Recently published in Advanced Functional Materials, research led by Michael Kühl, of University of Copenhagen, has led to the a breakthrough in 3D bioprinting. Alongside German colleagues of the Technical University of Dresden, Kühl’s team integrated oxygen-responsive particles into a gel tissue with chemical receptors, yielding a material that can harbor living cells. This material can be used in 3D printing complex tissue and biofilm-like structures.
The team worked to develop a unique bioink that utilizes these oxygen sensitive “nanoparticles” into the 3D-printed matrix. Blue light excites these nanoparticles, emitting a red light proportional to the local oxygen concentration. More oxygen creates less red light, and vice versa. A camera system can be used to observe oxygen distribution across these bioprinted structures via red light luminescence. Ultimately, this system allows for noninvasive monitoring of oxygen dynamics that can be mapped to distribution and growth of living cells in these printed models, without having to risking damage during sampling.
“3D printing is a wide-spread-technique for producing object in plastic, metal, and other abiotic materials,” said Kühl. “Likewise, living cells can be 3D printed in biocompatible gel materials (bioinks) and such 3D bioprinting is a rapidly developing field, e.g. in biomedical studies, where stem cells are cultivated in 3D printed constructs mimicking the complex structure of tissue and bones.
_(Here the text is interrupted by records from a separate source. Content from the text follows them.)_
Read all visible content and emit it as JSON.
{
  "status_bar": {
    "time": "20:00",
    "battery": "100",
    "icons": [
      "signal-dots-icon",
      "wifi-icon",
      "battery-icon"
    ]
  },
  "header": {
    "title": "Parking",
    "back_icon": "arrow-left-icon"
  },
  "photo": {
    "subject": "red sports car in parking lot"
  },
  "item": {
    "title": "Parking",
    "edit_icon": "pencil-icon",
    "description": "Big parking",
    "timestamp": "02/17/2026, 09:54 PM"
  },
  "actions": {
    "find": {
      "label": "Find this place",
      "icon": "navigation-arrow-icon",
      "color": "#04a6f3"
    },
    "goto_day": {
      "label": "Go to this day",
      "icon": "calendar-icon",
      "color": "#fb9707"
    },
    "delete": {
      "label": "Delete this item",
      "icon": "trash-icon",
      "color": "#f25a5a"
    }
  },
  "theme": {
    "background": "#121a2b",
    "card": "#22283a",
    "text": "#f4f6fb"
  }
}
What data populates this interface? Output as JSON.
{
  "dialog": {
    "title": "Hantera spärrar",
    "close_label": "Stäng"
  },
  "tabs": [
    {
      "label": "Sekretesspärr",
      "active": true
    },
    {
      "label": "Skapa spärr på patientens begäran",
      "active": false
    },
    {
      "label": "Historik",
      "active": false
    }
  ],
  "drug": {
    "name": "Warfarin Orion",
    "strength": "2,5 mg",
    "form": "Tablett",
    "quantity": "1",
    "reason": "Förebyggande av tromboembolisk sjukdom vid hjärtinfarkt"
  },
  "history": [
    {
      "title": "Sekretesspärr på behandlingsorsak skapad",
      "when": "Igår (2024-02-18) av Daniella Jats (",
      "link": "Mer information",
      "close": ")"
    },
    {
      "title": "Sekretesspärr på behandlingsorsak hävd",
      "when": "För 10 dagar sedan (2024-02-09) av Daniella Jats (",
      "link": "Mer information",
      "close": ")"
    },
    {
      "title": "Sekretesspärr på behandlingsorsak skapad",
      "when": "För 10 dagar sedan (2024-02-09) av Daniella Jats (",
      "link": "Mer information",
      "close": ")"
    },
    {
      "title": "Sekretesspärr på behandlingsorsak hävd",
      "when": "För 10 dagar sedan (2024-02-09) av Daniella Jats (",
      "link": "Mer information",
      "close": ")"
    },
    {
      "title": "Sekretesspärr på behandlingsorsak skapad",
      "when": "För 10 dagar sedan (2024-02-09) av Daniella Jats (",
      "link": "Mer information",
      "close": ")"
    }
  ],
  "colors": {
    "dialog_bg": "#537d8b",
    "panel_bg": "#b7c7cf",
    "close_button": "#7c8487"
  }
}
Such attempts lack on line monitoring of the metabolic activity of cells growing in bioprinted constructs; currently, such measurements largely rely on destructive sampling. We have developed a patent pending solution to this problem.”
Kühl, and experienced microbial ecologist, set out to address the lack of bioprinting measurements that can quickly evaluate cell activity within these bioprinted devices. With this oxygen-sensitive gel apparatus, Kühl and his team have effectively created a means of measuring oxygen levels within these constructs. The researchers believe that this new technology can extend its benefit beyond the field of biomedicine and into areas such as biophotonics, a physics field related to photons and electricity. Kühl has voiced interest in seeking collaborations with other groups to advance this technologies’ applications.
Kühl said, “This is a breakthrough in 3D bioprinting. It is now possible to monitor the oxygen metabolism and microenvironment of cells on line, and non-invasively in intact 3D printed living structures. A key challenge in growing stem cells in larger tissue- or bone-like structures is to ensure a sufficient oxygen supply for the cells. With our development, it is now possible to visualize the oxygen conditions in 3D bioprinted structures, which e.g. enables rapid testing and optimization of stem cell growth in differently designed constructs.”
3-D #bioprinting of living structures with built-in chemical sensors https://t.co/hMCCix7kLE #bioink #3dprinting #3dprinted #3dprinter #3dprint #HITsm #BPM #HCLDR #NHITweek #HealthSystemsChat #MGMA18 #MGMA18annual pic.twitter.com/19po7ktMwk
— Chuck Webster MD🏨 MS AI🤖 MS Ind. Engineering🚂 (@wareFLO) October 2, 2018